(Water, Engineering and Development Centre (WEDC), 2013-12-01)
The development community has looked to engineering, social action, planning and evaluation to understand the often inexplicable outcomes of water implementation projects. This paper gives an overview of research that uses Complex Adaptive Systems theory as a framework to investigate the unpredictability of outcomes for community water supply projects. Preliminary interviews and surveys in a remote village in East Timor are used to investigate the viability of social network analysis and system dynamics as tools to make sense of WASH program outcomes.
Understanding the civic impact of journalism: A realistic evaluation perspective
(Taylor & Francis, 2017-10-03)
The importance of journalism to civil society is constantly proclaimed, but empirical evidence on journalism's impact, and how this operates, is surprisingly thin. Indeed, there is confusion even about what is meant by the term “impact”. Meanwhile, the issue of the role of journalism is becoming increasingly urgent as a consequence of the rapid changes engulfing the news media, brought about by technological change and the flow-on effect to the traditional advertising-supported business model. Assessing the impact of journalism has recently been the topic of debate among practitioners and scholars particularly in the United States, where philanthropists have responded to the perceived crisis in investigative journalism by funding not-for-profit newsrooms, with resulting new pressures being placed on journalists and editors to quantify their impact on society. These recent attempts have so far failed to achieve clarity or a satisfactory conclusion, which is not surprising given the complex web of causation within which journalism operates. In this paper, the authors propose a stratified definition of journalistic impact and function. They propose a methodology for studying impact drawing on realistic evaluation—a theory-based approach developed primarily to assess large social programmes occurring in open systems. The authors argue this could allow a conceptual and methodological advance on the question of media impacts, leading to research capable of usefully informing responses at a time of worrying change.

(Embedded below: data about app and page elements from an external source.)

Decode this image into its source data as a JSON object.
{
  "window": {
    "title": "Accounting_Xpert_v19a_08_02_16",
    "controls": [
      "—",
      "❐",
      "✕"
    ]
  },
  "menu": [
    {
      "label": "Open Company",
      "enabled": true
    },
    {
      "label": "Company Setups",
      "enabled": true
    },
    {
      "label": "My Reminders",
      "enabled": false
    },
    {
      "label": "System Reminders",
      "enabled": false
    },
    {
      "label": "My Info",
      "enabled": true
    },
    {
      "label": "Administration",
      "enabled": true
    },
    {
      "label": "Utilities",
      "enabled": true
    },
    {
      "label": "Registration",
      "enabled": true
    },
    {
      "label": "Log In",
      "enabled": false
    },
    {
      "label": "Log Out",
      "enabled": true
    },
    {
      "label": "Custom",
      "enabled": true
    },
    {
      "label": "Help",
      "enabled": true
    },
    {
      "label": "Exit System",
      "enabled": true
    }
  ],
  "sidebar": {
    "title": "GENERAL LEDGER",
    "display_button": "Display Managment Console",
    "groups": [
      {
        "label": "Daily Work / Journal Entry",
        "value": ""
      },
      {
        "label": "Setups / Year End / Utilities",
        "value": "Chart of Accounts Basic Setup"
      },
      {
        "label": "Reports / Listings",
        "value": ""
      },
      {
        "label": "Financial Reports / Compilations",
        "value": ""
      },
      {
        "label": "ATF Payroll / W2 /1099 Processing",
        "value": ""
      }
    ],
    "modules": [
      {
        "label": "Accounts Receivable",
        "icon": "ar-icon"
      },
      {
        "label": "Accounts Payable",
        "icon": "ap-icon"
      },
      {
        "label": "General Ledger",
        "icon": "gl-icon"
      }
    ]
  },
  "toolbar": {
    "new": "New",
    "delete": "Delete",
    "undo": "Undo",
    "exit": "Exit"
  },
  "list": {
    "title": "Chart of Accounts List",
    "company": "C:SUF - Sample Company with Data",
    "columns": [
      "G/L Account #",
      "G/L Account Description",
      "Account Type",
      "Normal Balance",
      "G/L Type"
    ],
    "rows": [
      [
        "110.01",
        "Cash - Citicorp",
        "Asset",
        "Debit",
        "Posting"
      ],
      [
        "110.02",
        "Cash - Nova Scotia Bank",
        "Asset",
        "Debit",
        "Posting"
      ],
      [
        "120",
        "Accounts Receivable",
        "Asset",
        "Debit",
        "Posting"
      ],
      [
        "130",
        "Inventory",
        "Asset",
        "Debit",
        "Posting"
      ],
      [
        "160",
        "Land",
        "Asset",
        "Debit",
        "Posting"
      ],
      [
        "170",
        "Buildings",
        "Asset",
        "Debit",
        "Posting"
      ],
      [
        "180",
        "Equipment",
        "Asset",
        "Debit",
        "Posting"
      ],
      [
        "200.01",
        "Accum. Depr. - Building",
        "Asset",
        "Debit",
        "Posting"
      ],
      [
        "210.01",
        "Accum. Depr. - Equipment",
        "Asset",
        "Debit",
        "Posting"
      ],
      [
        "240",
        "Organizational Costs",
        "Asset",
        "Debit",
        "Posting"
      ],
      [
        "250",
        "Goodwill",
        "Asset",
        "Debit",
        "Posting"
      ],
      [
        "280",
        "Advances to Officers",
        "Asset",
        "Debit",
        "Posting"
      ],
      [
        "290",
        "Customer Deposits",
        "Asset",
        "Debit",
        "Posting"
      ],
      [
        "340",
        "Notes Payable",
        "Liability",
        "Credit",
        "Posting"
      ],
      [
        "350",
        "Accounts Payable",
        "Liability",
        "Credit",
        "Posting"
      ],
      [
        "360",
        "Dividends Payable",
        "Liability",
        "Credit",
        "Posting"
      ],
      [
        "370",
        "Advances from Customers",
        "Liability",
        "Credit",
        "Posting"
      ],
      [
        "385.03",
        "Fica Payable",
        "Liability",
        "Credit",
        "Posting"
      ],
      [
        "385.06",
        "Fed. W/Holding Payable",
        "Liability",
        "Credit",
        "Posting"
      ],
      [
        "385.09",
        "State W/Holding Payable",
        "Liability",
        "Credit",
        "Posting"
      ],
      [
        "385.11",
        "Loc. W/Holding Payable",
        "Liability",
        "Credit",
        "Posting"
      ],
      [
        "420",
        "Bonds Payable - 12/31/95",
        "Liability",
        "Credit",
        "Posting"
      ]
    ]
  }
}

Responsible Mining Key principles for industry integrity Prologue
This book shows how the concept of responsible mining is based on five key principles or pillars: holistic assessment; ethical relationships; community-based agreements; appropriate boundaries and good governance.